I get frustrated when I hear people talk about strategy, and then think they are done when they have come up with a vision and objectives. To me that is a mere platitude. I agree with Richard Rumelt that a good strategy is an “effective mix of thought and action”.
Strategy needs both, but it also needs an approach to link the two together. That’s where the 'Basic rule of strategy' from Dixit and Nailbuff comes in: “Look ahead and reason back”. It’s about anticipating where your initial actions will lead, and then using data to make the best decisions to get you there.
This concept is captured brilliantly by John Braddock in the Spy’s guide to strategy, which builds on the concept that strategy is a mix of imagination, reasoning, and action.
However, imagination is not a guarantee of success, even when you include reasoned action.

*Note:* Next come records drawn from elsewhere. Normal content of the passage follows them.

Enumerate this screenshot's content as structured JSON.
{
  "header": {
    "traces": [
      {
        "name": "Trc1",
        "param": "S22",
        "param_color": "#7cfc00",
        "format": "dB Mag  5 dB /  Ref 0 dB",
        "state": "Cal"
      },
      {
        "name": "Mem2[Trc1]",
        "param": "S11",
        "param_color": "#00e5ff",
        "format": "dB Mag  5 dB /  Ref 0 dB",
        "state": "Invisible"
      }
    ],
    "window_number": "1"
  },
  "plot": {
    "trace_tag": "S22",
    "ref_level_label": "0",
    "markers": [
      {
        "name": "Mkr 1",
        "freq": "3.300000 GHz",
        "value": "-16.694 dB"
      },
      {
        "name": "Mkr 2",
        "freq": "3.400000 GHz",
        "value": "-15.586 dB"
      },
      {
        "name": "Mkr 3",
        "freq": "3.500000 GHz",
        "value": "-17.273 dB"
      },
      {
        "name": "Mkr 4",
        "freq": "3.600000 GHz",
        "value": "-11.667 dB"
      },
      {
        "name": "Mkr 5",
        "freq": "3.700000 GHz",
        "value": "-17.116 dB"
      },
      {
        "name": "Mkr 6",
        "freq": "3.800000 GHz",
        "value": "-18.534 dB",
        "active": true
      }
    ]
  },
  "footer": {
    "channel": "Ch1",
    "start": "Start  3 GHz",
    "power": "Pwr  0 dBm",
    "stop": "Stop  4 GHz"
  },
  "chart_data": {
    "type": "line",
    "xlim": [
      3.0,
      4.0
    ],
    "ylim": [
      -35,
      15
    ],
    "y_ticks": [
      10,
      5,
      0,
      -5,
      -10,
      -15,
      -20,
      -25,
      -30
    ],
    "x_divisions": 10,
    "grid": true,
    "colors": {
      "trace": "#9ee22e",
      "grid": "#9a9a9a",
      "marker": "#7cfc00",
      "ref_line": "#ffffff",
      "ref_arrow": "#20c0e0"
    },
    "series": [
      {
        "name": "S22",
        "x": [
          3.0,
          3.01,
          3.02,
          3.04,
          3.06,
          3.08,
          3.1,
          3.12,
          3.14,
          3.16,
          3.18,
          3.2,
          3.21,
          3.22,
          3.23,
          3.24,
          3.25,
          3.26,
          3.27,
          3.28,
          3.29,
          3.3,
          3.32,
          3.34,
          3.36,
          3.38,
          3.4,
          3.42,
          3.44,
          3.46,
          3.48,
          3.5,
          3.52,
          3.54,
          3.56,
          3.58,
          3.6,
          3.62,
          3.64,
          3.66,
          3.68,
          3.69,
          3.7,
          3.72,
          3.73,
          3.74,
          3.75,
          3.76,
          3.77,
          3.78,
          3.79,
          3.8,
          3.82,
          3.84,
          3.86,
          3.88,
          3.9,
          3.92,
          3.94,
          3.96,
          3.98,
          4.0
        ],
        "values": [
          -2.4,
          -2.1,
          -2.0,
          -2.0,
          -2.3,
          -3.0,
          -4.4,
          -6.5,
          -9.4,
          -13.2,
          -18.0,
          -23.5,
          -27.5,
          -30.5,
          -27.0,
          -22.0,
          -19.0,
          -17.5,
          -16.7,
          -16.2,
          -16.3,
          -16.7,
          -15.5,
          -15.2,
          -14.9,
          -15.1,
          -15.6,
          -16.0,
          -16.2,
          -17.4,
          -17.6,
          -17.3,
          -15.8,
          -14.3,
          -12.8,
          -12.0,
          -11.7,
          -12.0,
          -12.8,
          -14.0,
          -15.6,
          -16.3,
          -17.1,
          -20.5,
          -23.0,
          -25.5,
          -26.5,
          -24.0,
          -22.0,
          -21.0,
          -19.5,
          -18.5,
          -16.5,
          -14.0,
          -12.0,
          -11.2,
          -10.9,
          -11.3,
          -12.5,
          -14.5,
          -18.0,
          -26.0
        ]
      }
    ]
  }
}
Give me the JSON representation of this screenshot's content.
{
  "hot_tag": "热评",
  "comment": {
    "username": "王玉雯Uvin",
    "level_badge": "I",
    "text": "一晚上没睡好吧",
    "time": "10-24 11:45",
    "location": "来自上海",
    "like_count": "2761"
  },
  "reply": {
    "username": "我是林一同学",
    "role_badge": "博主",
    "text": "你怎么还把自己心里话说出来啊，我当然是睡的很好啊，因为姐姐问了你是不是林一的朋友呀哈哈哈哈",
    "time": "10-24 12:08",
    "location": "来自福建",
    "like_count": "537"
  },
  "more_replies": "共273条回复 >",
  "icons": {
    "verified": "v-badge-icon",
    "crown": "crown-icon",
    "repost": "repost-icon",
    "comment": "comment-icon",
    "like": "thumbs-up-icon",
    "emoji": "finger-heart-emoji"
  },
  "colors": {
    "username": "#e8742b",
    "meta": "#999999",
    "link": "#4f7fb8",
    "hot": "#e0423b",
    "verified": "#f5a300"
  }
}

This is why I add a fourth to the mix, that of ‘Learning’. We operate in a complex and uncertain environment, so it's important we get empirical feedback to assess whether our strategy is working; and if it isn’t, what do we need to do about it?
These four steps break down as follows:

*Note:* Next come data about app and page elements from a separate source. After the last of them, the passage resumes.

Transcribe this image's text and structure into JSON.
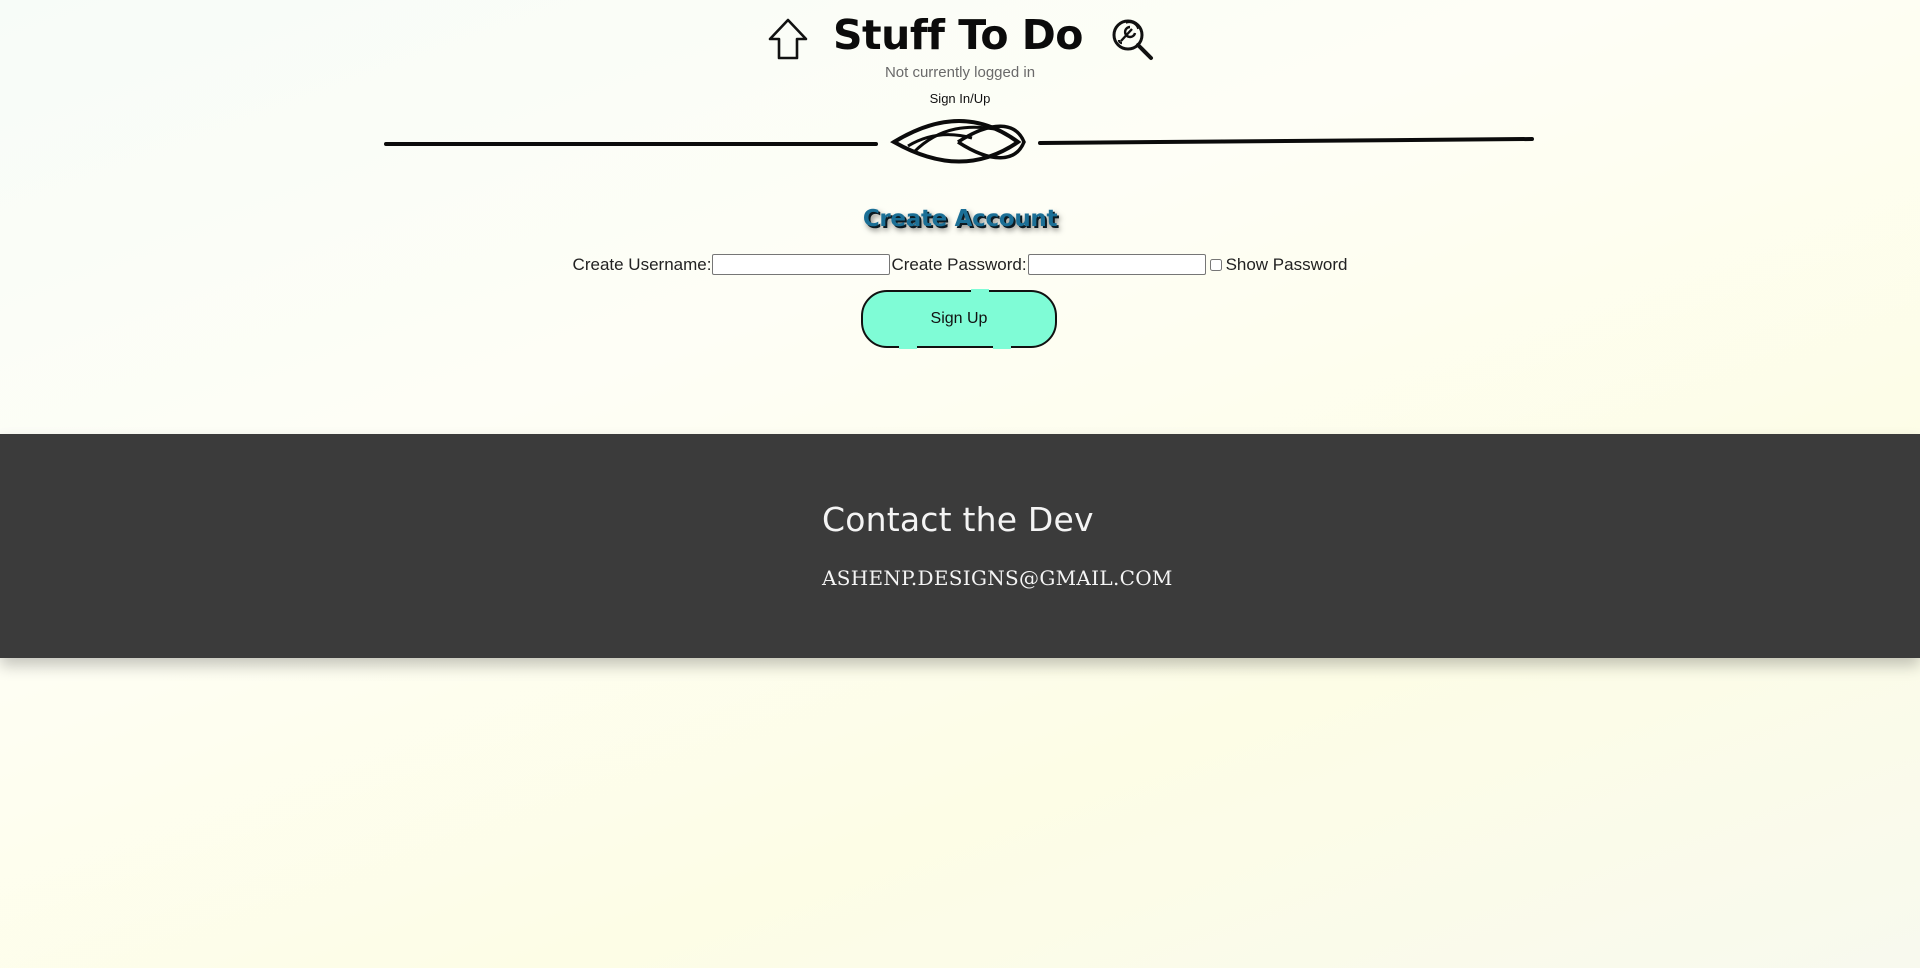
{
  "header": {
    "title": "Stuff To Do",
    "home_icon": "home-icon",
    "settings_icon": "wrench-search-icon",
    "login_status": "Not currently logged in",
    "signin_link": "Sign In/Up",
    "divider_icon": "ornament-divider"
  },
  "form": {
    "heading": "Create Account",
    "username_label": "Create Username:",
    "username_value": "",
    "password_label": "Create Password:",
    "password_value": "",
    "show_password_label": "Show Password",
    "show_password_checked": false,
    "submit_label": "Sign Up"
  },
  "footer": {
    "title": "Contact the Dev",
    "email": "ashenp.designs@gmail.com"
  },
  "colors": {
    "button_bg": "#7ffcd6",
    "footer_bg": "#3b3b3b",
    "heading_color": "#1b6f96"
  }
}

Step1: Imagine forward
The first step is an act of imagination. Establishing the vision and objectives of a desired future state, that will inspire and define the challenge ahead.
Fig 1: Step 1 'Imagining'
Don’t get fixated on that desired future state though, or you will get trapped in what Gabrielle Oettingen calls a ‘positive fantasy’. Her research has shown that imagining the desired future triggers the sort of relaxation that would normally accompany its actual achievement. The hard part is not defining a future state, it’s working out how you could get there, then having the discipline to start to move toward it. This is where the next steps come in.
Step 2: Reason backward
To strive for a ‘Future’, you need to understand the ‘Now’ and create an overall cohesive approach. Switch to using logic to draw conclusions based on facts and assumptions. How might you make steps toward that desired future? This involves what is called a ‘dual strategy model of reasoning’, using counterexamples (mental models of what could happen) and statistical probabilities (what is the likelihood of that occurring).
Fig 2: Step 2 'Reasoning'
Using that approach to reasoning, I break this step down into two main areas:
1. Understanding the Now state
What is happening right now? What is the current condition?
Why might those things be happening? Why are things the way they are?
2. Understanding how we might get from the Now to the Future state
How will you measure progress?
What obstacles lie in the way? What options are there?
What assumptions do you have, what is their risk and what evidence do you have for them?
What could you do next? What is feasible?
Remember you have still not achieved anything yet! You will now need to take action, through focusing effort and energy to make steps toward that desired future state.
Step 3: Take Action
Now shift to action, get tactical and actually build and do something. It’s all about turning those reasoned decisions into a small set of coherent actions that will actively move you closer toward your desired future state.
Fig 3: Step 3 'Action'
These 3 steps by themself are not enough though, as a strategy is not a predictable plan. There is a need to learn and adjust as we take action and gain feedback. This brings much needed agility to our strategy, this is why I add a fourth step to this model.
Step 4: Learn from Feedback
In a complex and uncertain environment, we need to get feedback from the actions we undertake to establish if we are making progress toward the desired future. To enable that, I add this fourth step that creates a Build-Measure-Learn empirical feedback loop. The ‘Build’ Action step feeds back into the ‘Measure’ and ‘Learn’ of the ‘Reason’ step, which helps encourage a data led, experimental mindset to strategy.
Fig 4: Step 4 'Learning'
Strategy is about mixing Imagination, Reasoning, Action and Learning into a cohesive whole. Strategy needs all these things to be successful, specifically reasoned action with regular feedback learning loops, all within the context of a clear purpose. To paraphrase a Morris Chang quote - ‘Without purpose, action is aimless. Without action, purpose is useless’; and without feedback and learning you will never know if your action is ever achieving its purpose.